• [EXTRACTED ENTRIES]:
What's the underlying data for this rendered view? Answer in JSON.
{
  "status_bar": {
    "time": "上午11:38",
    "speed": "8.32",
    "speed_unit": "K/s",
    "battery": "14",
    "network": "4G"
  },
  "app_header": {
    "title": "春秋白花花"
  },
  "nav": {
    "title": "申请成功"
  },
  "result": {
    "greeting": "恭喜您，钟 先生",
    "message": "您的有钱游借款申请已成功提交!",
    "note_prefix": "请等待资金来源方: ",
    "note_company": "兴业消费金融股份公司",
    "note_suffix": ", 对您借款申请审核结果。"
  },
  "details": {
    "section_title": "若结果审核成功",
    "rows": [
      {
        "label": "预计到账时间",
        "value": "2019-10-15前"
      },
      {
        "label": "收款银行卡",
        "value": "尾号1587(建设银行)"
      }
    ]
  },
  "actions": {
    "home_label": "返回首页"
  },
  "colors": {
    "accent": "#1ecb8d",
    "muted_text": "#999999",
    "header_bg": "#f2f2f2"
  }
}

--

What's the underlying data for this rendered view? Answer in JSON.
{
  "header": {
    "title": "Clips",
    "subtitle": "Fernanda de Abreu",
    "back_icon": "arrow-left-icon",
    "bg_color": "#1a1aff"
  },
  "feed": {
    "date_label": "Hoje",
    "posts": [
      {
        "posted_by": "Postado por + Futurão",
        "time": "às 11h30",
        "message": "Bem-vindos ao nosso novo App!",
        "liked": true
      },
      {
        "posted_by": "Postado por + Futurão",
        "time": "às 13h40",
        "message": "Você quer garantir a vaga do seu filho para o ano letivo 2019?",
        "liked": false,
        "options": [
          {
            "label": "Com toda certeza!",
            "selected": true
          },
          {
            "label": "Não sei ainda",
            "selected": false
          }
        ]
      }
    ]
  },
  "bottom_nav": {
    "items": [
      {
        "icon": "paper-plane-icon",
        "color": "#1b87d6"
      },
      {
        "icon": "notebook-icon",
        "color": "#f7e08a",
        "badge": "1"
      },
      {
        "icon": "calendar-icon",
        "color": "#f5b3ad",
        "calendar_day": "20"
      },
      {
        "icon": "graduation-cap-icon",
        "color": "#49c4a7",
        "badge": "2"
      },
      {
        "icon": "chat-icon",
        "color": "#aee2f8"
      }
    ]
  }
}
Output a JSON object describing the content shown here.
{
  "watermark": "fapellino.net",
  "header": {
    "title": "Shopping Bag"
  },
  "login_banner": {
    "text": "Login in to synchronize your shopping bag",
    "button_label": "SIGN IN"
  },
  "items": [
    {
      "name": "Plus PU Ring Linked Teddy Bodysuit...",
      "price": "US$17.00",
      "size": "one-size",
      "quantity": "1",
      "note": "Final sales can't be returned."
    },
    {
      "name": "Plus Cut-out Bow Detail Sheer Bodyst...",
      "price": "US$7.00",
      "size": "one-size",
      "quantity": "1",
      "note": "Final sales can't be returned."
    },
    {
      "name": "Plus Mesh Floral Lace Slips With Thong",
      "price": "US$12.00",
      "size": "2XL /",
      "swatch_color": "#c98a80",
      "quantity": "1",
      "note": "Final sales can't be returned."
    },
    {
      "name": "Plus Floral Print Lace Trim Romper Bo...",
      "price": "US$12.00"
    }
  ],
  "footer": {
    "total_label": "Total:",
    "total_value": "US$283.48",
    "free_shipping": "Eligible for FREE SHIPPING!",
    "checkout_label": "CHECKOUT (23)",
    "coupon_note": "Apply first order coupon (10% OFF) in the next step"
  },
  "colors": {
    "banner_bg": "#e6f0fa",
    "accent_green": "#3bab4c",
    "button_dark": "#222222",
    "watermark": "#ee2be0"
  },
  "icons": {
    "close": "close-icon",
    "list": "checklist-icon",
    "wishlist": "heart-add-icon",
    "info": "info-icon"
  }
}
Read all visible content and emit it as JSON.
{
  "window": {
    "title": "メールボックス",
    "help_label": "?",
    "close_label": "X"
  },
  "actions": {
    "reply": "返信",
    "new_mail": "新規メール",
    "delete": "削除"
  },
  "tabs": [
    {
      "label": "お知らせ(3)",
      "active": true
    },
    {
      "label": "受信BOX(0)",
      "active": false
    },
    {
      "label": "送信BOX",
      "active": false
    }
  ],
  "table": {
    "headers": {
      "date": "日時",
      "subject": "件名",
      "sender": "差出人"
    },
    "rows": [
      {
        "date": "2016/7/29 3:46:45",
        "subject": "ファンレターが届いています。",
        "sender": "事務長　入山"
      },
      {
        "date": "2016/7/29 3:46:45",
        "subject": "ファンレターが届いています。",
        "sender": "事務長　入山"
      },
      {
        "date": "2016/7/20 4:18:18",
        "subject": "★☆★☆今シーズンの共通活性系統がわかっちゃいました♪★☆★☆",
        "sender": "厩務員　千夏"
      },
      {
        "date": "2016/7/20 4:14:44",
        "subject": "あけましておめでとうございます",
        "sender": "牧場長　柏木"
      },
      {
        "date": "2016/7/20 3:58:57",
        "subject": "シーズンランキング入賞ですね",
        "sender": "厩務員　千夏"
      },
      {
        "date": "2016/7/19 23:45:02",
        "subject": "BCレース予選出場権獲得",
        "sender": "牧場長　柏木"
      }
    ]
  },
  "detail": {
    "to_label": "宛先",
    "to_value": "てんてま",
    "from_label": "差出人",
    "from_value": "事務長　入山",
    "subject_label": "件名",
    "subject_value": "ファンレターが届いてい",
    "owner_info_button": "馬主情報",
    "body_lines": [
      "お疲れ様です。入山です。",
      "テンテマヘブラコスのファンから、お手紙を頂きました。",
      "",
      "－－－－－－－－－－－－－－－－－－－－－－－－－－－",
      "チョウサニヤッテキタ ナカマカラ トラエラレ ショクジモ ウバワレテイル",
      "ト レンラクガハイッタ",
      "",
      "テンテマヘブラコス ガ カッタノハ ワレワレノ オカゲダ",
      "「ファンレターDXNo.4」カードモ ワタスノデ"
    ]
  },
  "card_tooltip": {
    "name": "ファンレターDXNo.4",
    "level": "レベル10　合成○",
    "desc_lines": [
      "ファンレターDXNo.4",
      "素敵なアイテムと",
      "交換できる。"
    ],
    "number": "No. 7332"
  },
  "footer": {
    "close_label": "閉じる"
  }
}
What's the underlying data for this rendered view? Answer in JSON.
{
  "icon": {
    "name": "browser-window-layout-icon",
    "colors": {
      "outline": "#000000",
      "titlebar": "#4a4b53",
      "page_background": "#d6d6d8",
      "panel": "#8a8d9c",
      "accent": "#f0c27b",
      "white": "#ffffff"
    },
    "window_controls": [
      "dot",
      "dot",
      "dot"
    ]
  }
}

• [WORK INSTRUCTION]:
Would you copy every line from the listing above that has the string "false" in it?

• [SOLUTION TO THIS EXERCISE]:
        "liked": false,
            "selected": false
      "active": false
      "active": false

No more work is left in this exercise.